Work request:
Check each line of the entries below for the word "this", and copy out the ones that have it.

- Opening Delimiter -

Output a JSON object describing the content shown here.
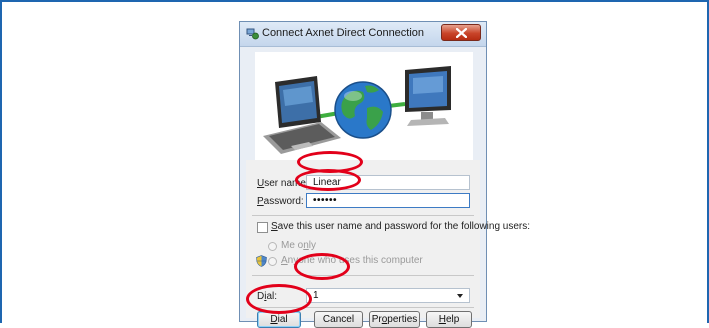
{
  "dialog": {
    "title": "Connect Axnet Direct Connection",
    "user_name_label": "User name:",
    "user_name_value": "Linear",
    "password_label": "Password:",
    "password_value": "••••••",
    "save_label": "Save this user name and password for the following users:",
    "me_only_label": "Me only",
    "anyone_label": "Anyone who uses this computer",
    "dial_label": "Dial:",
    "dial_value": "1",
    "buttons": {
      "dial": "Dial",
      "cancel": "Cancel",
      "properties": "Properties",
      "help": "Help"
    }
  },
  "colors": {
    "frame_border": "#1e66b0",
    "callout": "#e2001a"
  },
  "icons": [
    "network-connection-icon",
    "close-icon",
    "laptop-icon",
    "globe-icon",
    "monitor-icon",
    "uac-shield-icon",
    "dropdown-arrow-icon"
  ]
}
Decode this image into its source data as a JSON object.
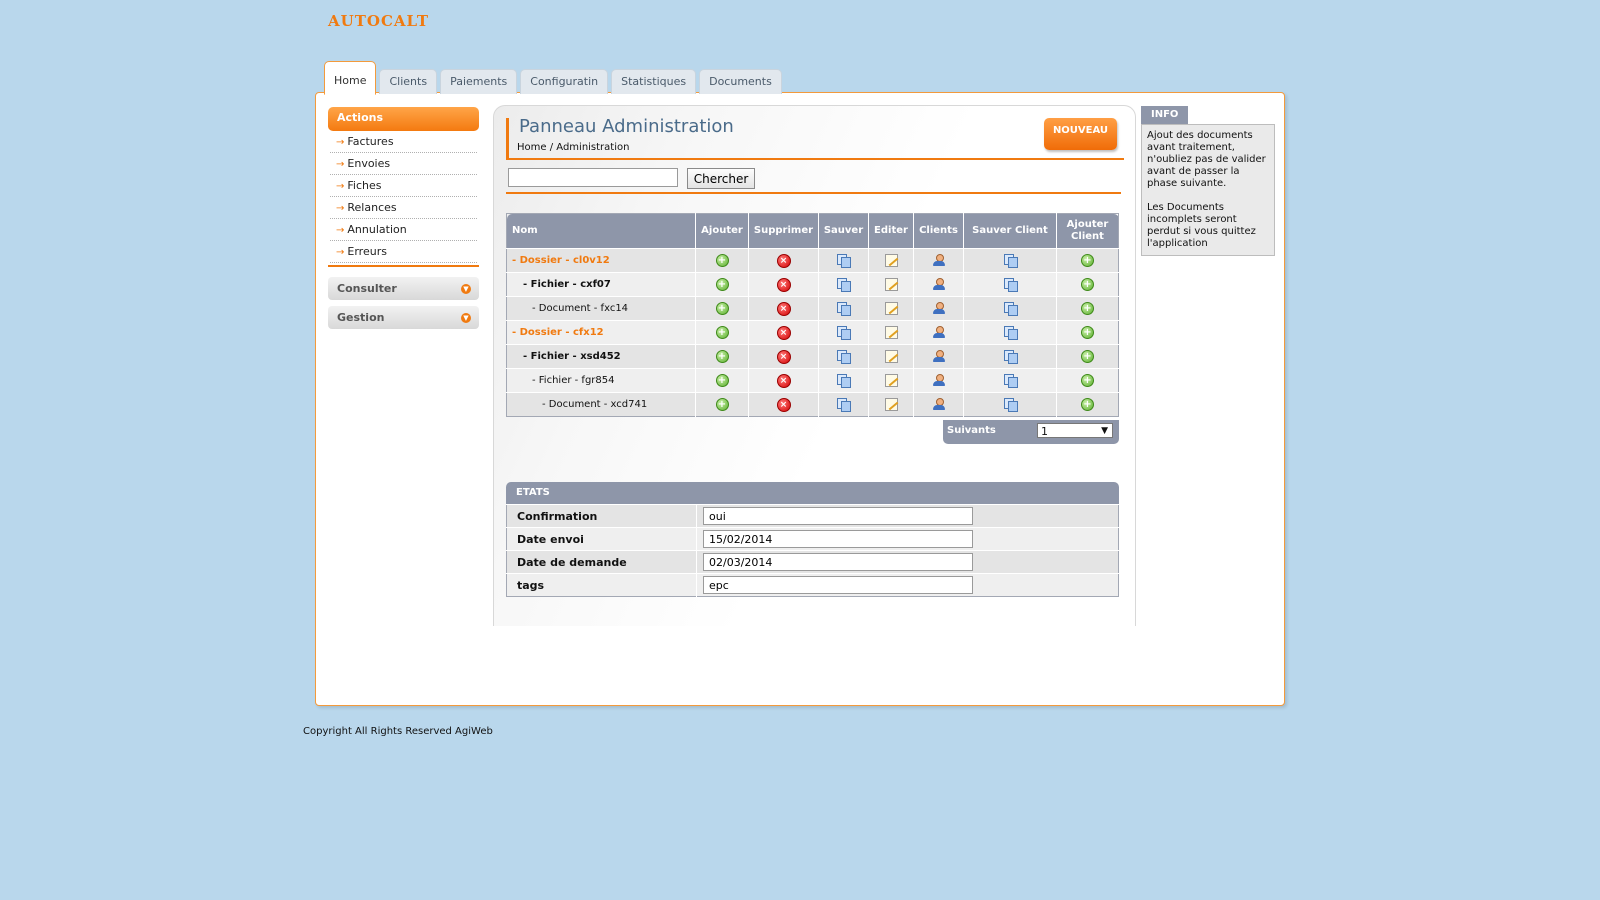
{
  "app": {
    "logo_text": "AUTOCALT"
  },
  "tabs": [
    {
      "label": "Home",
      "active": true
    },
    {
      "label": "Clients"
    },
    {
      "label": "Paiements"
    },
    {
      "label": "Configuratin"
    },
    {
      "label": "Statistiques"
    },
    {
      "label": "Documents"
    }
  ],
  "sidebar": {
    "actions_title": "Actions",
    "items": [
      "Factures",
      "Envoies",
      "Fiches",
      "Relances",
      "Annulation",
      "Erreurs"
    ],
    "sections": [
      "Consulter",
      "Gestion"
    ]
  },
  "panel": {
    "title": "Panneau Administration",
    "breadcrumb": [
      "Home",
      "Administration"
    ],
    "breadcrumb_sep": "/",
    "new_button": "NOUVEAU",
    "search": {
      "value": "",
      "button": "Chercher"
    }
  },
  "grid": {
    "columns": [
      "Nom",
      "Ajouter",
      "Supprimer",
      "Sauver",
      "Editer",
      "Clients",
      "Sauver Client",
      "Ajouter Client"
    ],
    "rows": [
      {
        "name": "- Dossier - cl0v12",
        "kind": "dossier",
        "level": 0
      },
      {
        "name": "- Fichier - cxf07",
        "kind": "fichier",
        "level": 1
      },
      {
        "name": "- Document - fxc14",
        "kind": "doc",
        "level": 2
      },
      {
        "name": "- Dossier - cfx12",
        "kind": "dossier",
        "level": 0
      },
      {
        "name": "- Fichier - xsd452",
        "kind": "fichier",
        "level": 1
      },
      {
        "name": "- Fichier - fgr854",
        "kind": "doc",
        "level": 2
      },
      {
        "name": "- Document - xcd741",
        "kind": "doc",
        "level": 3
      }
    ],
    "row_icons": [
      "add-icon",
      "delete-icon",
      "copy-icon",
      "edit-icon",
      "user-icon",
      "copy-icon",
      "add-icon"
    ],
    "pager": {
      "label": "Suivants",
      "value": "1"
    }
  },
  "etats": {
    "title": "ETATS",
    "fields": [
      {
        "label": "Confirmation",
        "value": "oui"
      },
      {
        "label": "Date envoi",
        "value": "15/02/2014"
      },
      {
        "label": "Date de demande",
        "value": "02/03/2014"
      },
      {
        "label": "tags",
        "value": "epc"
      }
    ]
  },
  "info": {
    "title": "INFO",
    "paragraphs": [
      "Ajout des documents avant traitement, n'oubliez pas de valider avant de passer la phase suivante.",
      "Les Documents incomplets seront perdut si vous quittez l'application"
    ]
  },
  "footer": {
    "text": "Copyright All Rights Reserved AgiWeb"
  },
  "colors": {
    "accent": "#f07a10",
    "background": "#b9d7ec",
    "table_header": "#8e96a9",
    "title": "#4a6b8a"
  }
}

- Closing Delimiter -

Exercise answer:
    "save_label": "Save this user name and password for the following users:",
    "anyone_label": "Anyone who uses this computer",
Decode this image into its source data as a JSON object.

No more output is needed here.